I haven’t had any issues with this because of a really important in-between step. After I have them do the songs on solfege, they go back and repeat the songs, but instead of singing the solfege names, they sing the songs again but on letter names. I may not repeat all the songs on letter names if they seem to get it. I also always review the note names we have learned before teaching the new solfege name.
If you introduce the first note names by saying “the notes we read have letter names assigned to lines and spaces”, that might help as well. My kids know the concept of lines and spaces because they read solfege starting in first grade, but when I started this, a lot of my kids didn’t know that and were able to distinguish.
I hope this helps!
It’s so interating that this popped up on Pinterest.
All the things you were finding in the former method you used are exactly what I have been struggling with this year. It’s always a relief to know that others are finding the same outcomes.

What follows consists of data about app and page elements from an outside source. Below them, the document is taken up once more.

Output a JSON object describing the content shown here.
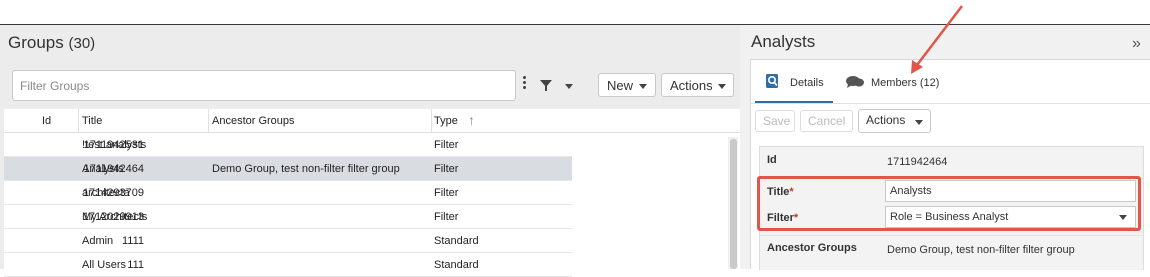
{
  "groups": {
    "title": "Groups",
    "count": "(30)",
    "filter_placeholder": "Filter Groups",
    "buttons": {
      "new": "New",
      "actions": "Actions"
    },
    "columns": [
      "Id",
      "Title",
      "Ancestor Groups",
      "Type"
    ],
    "rows": [
      {
        "id": "1711942531",
        "title": "!test analysts",
        "ancestor": "",
        "type": "Filter",
        "selected": false
      },
      {
        "id": "1711942464",
        "title": "Analysts",
        "ancestor": "Demo Group, test non-filter filter group",
        "type": "Filter",
        "selected": true
      },
      {
        "id": "1714293709",
        "title": "architecta",
        "ancestor": "",
        "type": "Filter",
        "selected": false
      },
      {
        "id": "1712029913",
        "title": "My Architects",
        "ancestor": "",
        "type": "Filter",
        "selected": false
      },
      {
        "id": "1111",
        "title": "Admin",
        "ancestor": "",
        "type": "Standard",
        "selected": false
      },
      {
        "id": "111",
        "title": "All Users",
        "ancestor": "",
        "type": "Standard",
        "selected": false
      }
    ]
  },
  "detail": {
    "title": "Analysts",
    "collapse_glyph": "»",
    "tabs": {
      "details": "Details",
      "members": "Members (12)"
    },
    "buttons": {
      "save": "Save",
      "cancel": "Cancel",
      "actions": "Actions"
    },
    "fields": {
      "id_label": "Id",
      "id_value": "1711942464",
      "title_label": "Title",
      "title_value": "Analysts",
      "filter_label": "Filter",
      "filter_value": "Role = Business Analyst",
      "ancestor_label": "Ancestor Groups",
      "ancestor_value": "Demo Group, test non-filter filter group",
      "required_mark": "*"
    }
  },
  "colors": {
    "accent": "#2f6ea3",
    "highlight": "#e0564a",
    "selected_row": "#d9dde2",
    "required": "#c0392b"
  }
}
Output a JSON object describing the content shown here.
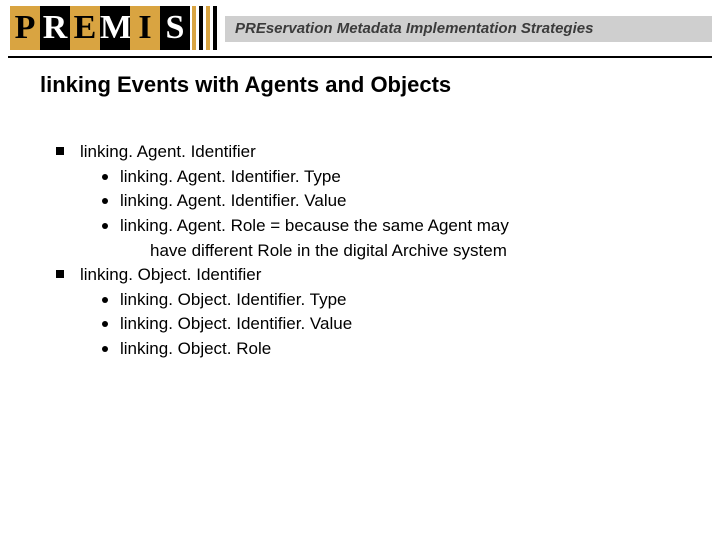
{
  "header": {
    "logo_letters": [
      "P",
      "R",
      "E",
      "M",
      "I",
      "S"
    ],
    "tagline": "PREservation Metadata Implementation Strategies"
  },
  "title": "linking Events with Agents and Objects",
  "bullets": [
    {
      "text": "linking. Agent. Identifier",
      "children": [
        {
          "text": "linking. Agent. Identifier. Type"
        },
        {
          "text": "linking. Agent. Identifier. Value"
        },
        {
          "text": "linking. Agent. Role = because the same Agent may",
          "cont": "have different Role in the digital Archive system"
        }
      ]
    },
    {
      "text": "linking. Object. Identifier",
      "children": [
        {
          "text": "linking. Object. Identifier. Type"
        },
        {
          "text": "linking. Object. Identifier. Value"
        },
        {
          "text": "linking. Object. Role"
        }
      ]
    }
  ]
}
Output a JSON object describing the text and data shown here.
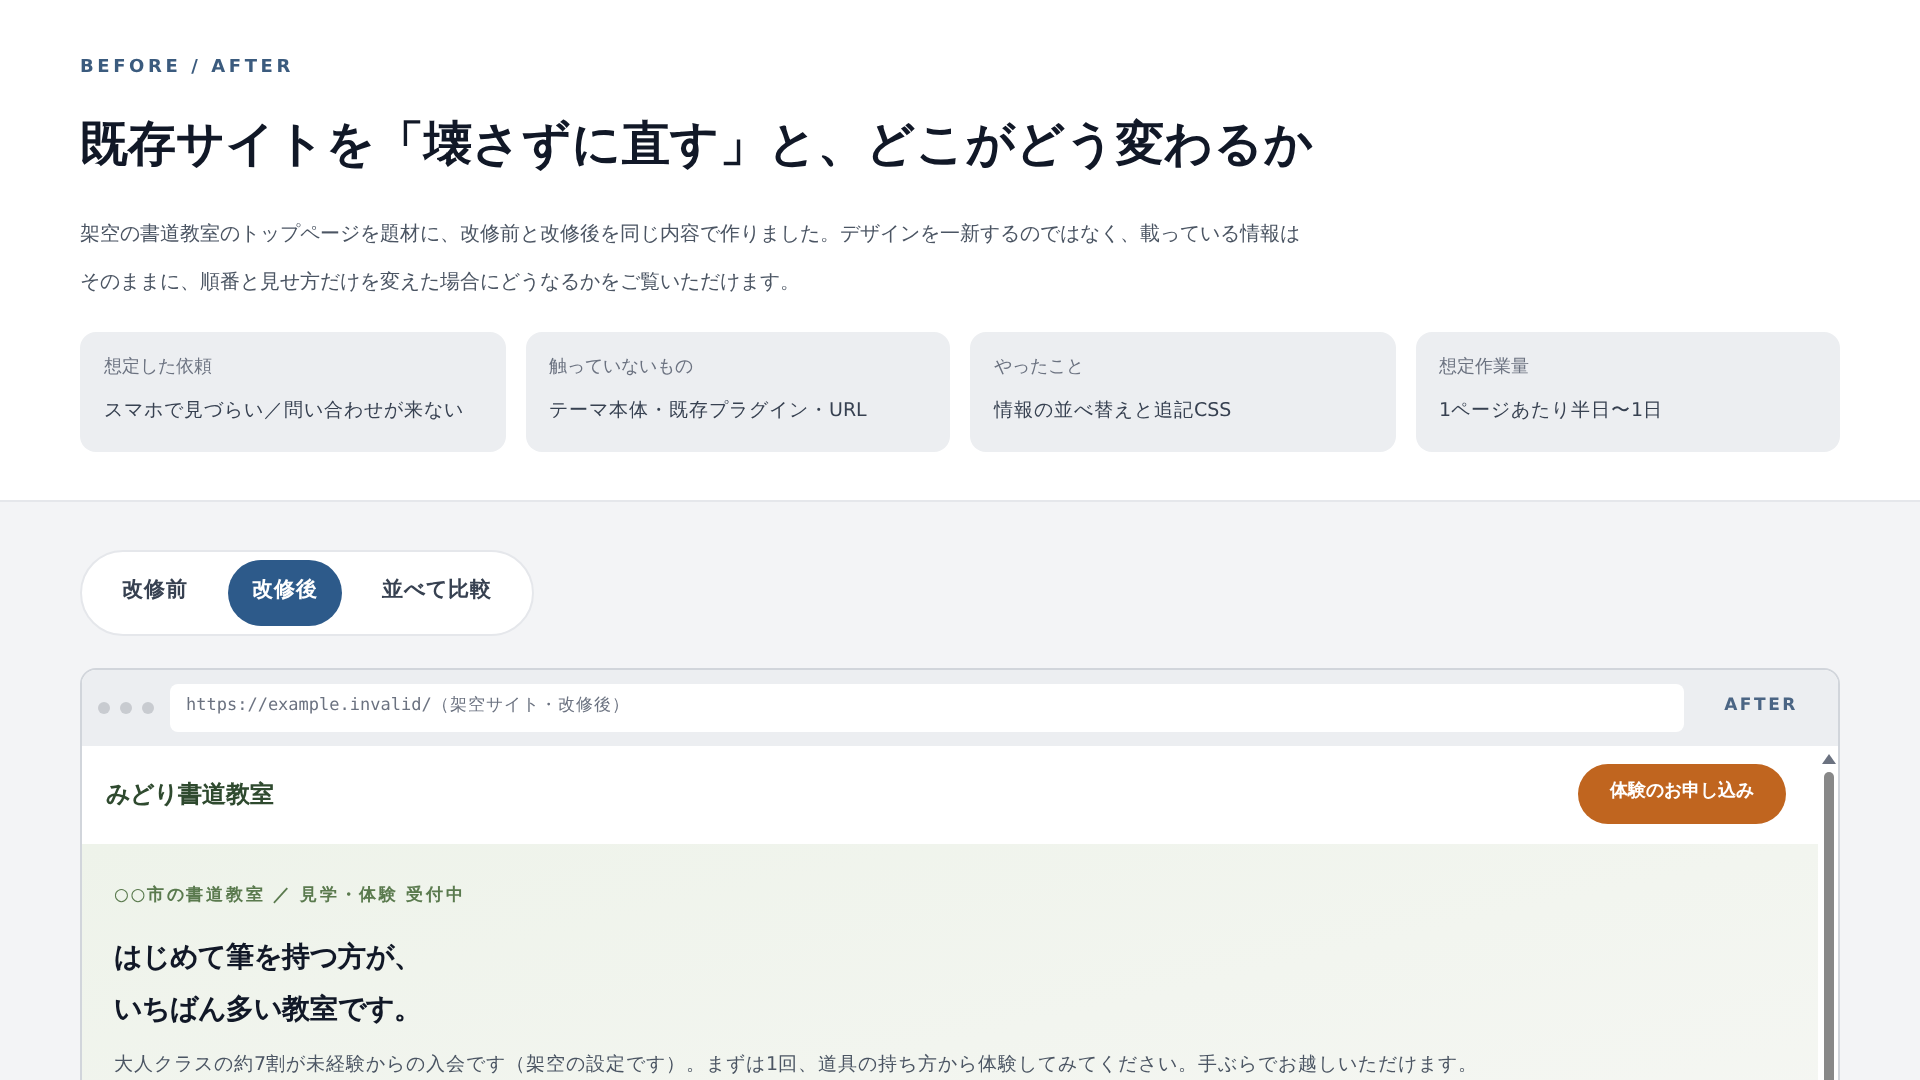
{
  "eyebrow": "BEFORE / AFTER",
  "title": "既存サイトを「壊さずに直す」と、どこがどう変わるか",
  "lead": "架空の書道教室のトップページを題材に、改修前と改修後を同じ内容で作りました。デザインを一新するのではなく、載っている情報はそのままに、順番と見せ方だけを変えた場合にどうなるかをご覧いただけます。",
  "facts": [
    {
      "label": "想定した依頼",
      "value": "スマホで見づらい／問い合わせが来ない"
    },
    {
      "label": "触っていないもの",
      "value": "テーマ本体・既存プラグイン・URL"
    },
    {
      "label": "やったこと",
      "value": "情報の並べ替えと追記CSS"
    },
    {
      "label": "想定作業量",
      "value": "1ページあたり半日〜1日"
    }
  ],
  "tabs": [
    {
      "label": "改修前",
      "selected": false
    },
    {
      "label": "改修後",
      "selected": true
    },
    {
      "label": "並べて比較",
      "selected": false
    }
  ],
  "browser": {
    "url": "https://example.invalid/（架空サイト・改修後）",
    "badge": "AFTER"
  },
  "site": {
    "name": "みどり書道教室",
    "cta": "体験のお申し込み",
    "eyebrow": "○○市の書道教室 ／ 見学・体験 受付中",
    "headline": [
      "はじめて筆を持つ方が、",
      "いちばん多い教室です。"
    ],
    "body": "大人クラスの約7割が未経験からの入会です（架空の設定です）。まずは1回、道具の持ち方から体験してみてください。手ぶらでお越しいただけます。"
  }
}
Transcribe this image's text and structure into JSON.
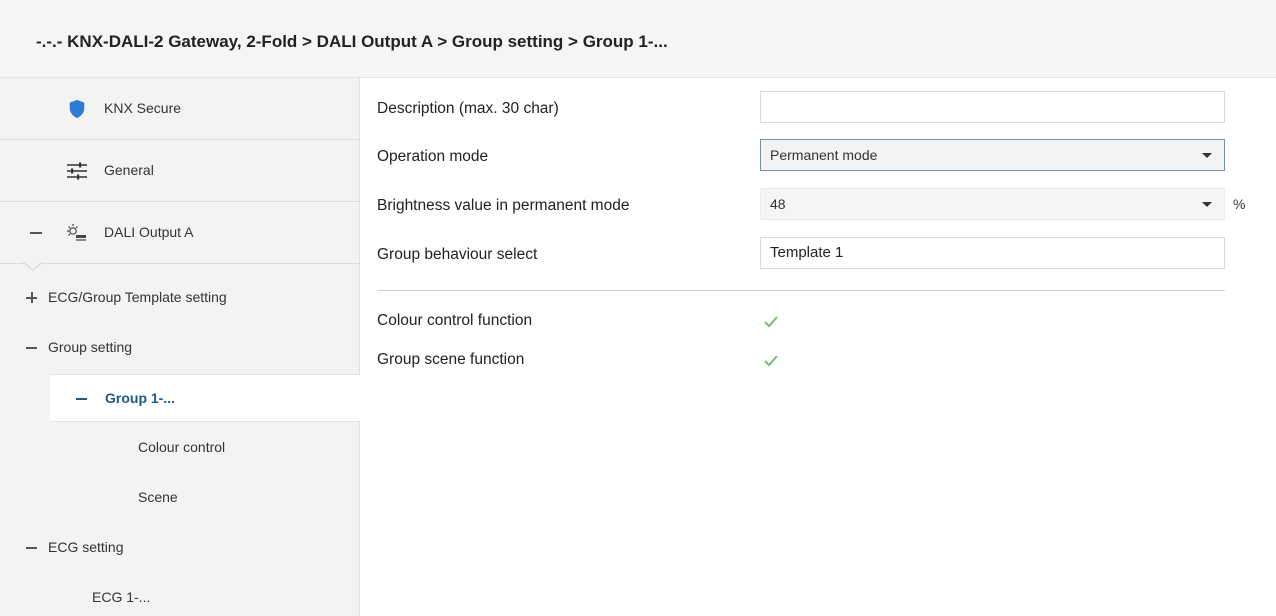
{
  "title": "-.-.- KNX-DALI-2 Gateway, 2-Fold > DALI Output A > Group setting > Group 1-...",
  "sidebar": {
    "top_items": [
      {
        "label": "KNX Secure",
        "icon": "shield-icon"
      },
      {
        "label": "General",
        "icon": "sliders-icon"
      },
      {
        "label": "DALI Output A",
        "icon": "dali-lamp-icon"
      }
    ],
    "tree": [
      {
        "label": "ECG/Group Template setting",
        "sign": "+"
      },
      {
        "label": "Group setting",
        "sign": "−"
      },
      {
        "label": "Group 1-...",
        "sign": "−",
        "selected": true
      },
      {
        "label": "Colour control"
      },
      {
        "label": "Scene"
      },
      {
        "label": "ECG setting",
        "sign": "−"
      },
      {
        "label": "ECG 1-..."
      }
    ]
  },
  "form": {
    "description": {
      "label": "Description (max. 30 char)",
      "value": ""
    },
    "operation_mode": {
      "label": "Operation mode",
      "value": "Permanent mode"
    },
    "brightness": {
      "label": "Brightness value in permanent mode",
      "value": "48",
      "unit": "%"
    },
    "group_behaviour": {
      "label": "Group behaviour select",
      "value": "Template 1"
    },
    "colour_control": {
      "label": "Colour control function",
      "checked": true
    },
    "group_scene": {
      "label": "Group scene function",
      "checked": true
    }
  },
  "colors": {
    "shield": "#2e7bd6",
    "selected_text": "#1c5a8a",
    "check": "#7ab87a"
  }
}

I am excited to look at your method. It makes sense. Thank you for sharing your ideas
I taught recorder to 2nd-3rd grade for 9 years, until recently. After about 5 years I made my own belt system using the books I had already designed for recorder and saw massive improvements in home practice, reading, blowing and fingering (Wrong hand on top – no belt!) I have never taught using sol-fa, we started off with a two-lined stave, for GAB and C above the stave, then transitioned to the normal 5-line stave. This was an idea I saw in another tutor book and it has worked brilliantly. Another difference to your system is that I didn’t require students to memorise the pieces, they could read them while they performed for me. Interesting to read about different systems people use 🙂 I hope you sell lots of books, it looks great and I know how long those projects take!
I purchased your curriculum and I us d my old curriculum with 5th but used your curriculum with my 4th graders. It took much longer to get them to play correctly at first but eventually they started to get a hang of it. Next year I am very interested in seeing how much my new 5th graders have retained. Thank you so much for this curriculum.
This is a great idea!
I was struggling with the same issues
I am just beginning recorder with 2 of my classes and I will be trying your method.
It will be interesting to see how they progress compared to my previous method using Recorder Karate.
Thank You for your expertise and ideas
This is a godsend for me. We live in Israel and do not use note names. We use fixed do. All my Kodaly training went out the window. Thanks.
So happy this is helpful!